A few decades ago, Braille was on the wane. Technology was seen as likely to replace the tactile communication method, as text-to-speech readers and recorded books, for example, offered access to classroom materials. Students at special schools for the blind moved into regular classrooms, which are rich in text, but not text that is accessible to someone who is visually impaired. Among some students, families, and educators, use of Braille was seen as a sort of failure. Among the visually impaired, about 90 percent are believed to have some functional vision. Students chose--or were pushed--to use their vision to read because it was seen as a more "normal" option. This article reports that technology, instead of marking the end of Braille, has done its share to breathe new life into the reading method. Portable devices similar to laptop computers allow blind students to type notes and read them back through a Braille display. Similar devices can render text on a computer screen into Braille, using a refreshable display. Software is cutting down on the time it takes to produce Braille reading materials for students, including textbooks.
Braille makes a comeback
Education Week, 27(43), 27-29.

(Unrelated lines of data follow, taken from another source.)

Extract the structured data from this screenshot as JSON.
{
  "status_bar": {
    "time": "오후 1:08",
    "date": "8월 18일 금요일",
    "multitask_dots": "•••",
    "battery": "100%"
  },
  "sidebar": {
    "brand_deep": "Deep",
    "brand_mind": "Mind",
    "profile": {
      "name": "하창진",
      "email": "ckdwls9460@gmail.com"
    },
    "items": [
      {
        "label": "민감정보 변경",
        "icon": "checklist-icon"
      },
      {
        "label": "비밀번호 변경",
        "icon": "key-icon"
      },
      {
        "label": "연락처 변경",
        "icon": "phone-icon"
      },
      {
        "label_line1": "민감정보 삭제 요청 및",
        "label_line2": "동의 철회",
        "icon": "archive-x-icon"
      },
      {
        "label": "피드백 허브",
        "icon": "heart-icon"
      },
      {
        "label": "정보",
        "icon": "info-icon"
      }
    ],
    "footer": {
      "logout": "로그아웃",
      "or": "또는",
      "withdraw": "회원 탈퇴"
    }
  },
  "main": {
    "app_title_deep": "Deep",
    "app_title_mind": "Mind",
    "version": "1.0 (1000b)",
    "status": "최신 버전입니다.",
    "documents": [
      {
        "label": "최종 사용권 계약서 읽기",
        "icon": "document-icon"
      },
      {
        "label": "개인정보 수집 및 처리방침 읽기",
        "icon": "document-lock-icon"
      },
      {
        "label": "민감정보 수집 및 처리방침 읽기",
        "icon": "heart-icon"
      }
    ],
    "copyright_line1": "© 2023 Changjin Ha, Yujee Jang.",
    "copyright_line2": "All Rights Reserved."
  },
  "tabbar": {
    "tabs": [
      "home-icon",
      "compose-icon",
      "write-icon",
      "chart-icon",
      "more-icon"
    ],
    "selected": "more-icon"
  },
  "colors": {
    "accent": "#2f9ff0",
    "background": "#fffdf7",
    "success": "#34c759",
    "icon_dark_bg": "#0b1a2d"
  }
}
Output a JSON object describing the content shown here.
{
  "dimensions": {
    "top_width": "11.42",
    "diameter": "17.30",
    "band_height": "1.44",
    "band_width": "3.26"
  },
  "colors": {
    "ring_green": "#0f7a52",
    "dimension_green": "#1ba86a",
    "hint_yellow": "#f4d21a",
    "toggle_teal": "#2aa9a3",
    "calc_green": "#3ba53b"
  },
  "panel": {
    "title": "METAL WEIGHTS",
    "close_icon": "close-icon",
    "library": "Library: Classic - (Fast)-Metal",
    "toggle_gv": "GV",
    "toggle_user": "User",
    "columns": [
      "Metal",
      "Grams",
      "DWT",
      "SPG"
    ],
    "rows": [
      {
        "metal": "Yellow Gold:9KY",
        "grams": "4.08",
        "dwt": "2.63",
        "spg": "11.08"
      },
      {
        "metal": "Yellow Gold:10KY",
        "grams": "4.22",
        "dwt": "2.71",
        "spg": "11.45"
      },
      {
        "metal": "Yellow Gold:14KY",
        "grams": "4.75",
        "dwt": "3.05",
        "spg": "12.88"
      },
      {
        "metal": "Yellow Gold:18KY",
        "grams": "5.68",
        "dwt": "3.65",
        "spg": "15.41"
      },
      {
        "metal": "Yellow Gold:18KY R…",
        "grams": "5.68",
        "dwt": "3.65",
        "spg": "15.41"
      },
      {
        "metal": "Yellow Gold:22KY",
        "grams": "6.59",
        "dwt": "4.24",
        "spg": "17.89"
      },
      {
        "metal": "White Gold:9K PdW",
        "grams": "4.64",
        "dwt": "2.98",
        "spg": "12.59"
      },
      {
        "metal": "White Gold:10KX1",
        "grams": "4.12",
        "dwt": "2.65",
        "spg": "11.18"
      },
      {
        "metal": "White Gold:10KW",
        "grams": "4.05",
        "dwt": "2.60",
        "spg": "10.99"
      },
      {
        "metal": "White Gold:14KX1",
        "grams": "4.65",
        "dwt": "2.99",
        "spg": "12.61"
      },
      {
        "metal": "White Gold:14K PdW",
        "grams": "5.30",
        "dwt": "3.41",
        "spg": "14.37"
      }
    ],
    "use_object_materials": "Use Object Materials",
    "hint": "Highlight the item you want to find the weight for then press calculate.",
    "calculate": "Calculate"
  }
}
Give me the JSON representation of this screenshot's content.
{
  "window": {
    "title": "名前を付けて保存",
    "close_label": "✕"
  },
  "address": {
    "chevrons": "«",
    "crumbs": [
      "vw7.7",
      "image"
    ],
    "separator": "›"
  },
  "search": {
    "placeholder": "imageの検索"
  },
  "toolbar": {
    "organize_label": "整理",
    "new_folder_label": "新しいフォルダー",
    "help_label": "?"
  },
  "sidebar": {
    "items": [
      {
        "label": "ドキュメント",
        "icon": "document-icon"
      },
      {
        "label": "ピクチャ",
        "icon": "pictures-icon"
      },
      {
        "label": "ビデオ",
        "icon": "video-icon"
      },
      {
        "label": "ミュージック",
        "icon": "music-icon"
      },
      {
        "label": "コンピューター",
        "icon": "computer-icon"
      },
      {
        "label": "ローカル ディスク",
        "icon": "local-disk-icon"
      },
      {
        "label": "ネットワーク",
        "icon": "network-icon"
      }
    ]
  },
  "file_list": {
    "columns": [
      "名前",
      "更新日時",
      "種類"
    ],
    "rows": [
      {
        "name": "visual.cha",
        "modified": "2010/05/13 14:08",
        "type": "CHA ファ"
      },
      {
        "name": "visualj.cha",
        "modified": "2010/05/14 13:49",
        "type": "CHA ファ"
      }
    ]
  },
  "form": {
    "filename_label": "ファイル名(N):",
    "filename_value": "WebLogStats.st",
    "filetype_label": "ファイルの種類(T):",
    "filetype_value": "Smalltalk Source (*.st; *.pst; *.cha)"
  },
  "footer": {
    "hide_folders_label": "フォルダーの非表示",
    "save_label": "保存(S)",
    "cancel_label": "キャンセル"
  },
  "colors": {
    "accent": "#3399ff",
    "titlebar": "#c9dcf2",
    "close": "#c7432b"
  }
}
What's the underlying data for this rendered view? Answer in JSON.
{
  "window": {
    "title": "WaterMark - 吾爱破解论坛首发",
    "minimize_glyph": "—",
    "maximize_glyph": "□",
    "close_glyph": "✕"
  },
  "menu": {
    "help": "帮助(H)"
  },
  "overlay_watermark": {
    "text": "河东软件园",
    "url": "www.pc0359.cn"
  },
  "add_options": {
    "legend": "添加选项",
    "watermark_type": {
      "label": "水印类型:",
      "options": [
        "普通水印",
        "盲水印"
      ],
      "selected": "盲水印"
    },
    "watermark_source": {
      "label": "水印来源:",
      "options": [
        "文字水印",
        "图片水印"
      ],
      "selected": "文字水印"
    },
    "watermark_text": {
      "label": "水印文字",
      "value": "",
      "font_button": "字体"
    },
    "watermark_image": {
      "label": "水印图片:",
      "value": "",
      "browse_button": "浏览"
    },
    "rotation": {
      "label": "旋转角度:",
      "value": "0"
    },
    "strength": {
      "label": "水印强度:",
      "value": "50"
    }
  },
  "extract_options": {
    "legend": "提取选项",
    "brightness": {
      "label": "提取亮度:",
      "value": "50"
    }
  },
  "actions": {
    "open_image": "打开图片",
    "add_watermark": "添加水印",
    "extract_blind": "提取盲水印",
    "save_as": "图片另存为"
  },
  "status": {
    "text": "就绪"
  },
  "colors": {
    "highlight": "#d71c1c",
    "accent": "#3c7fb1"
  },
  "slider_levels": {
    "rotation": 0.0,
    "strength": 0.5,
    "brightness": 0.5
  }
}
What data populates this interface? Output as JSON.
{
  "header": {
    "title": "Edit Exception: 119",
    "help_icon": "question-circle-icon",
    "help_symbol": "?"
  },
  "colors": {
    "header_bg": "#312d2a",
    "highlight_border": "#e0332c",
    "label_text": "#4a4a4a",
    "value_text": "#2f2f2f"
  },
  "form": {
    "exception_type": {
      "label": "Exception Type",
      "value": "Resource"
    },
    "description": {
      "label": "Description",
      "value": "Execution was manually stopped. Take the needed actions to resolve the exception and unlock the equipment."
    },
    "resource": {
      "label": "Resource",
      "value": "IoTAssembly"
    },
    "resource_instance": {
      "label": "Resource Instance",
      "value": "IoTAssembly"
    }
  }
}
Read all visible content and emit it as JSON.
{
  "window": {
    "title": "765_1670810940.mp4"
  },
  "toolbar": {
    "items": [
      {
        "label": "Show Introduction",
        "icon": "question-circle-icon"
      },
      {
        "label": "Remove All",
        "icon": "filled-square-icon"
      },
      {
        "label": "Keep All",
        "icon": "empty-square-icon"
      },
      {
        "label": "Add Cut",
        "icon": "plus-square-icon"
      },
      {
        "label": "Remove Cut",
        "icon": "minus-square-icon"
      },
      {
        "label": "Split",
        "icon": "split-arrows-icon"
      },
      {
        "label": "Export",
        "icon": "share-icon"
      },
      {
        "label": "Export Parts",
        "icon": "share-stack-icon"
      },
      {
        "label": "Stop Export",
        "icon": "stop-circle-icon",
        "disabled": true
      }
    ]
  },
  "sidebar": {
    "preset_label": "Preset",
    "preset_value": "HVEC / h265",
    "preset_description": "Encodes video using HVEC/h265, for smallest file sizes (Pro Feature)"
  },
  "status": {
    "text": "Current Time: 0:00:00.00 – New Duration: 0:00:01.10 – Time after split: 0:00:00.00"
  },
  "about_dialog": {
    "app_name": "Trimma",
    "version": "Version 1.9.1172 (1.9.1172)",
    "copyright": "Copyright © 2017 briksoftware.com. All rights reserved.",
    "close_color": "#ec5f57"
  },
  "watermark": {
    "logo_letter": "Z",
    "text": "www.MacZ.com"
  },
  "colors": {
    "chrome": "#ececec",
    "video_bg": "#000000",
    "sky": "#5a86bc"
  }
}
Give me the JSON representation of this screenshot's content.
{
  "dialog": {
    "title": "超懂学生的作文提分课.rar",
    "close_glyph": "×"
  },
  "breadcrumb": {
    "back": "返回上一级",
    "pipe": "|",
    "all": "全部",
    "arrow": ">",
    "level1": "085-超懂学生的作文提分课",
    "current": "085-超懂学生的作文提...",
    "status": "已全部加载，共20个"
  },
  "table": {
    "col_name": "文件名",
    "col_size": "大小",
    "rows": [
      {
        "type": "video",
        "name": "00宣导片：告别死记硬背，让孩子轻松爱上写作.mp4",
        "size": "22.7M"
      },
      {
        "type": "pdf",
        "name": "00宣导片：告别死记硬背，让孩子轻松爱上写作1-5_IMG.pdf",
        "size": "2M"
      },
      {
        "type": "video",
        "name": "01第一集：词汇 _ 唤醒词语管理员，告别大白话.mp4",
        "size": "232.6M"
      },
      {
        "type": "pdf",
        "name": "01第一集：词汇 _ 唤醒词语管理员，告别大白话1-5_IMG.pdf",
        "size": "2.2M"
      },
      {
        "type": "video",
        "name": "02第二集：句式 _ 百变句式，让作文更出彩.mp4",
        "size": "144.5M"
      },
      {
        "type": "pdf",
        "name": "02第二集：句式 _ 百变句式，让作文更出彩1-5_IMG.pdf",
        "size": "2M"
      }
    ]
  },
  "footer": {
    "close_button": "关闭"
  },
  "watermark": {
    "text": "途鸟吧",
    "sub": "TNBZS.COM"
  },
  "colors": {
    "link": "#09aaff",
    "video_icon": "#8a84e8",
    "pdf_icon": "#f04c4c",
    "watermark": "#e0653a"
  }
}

IDEA Disability Category:
alternate access devices and systems
multiple formats of text and notation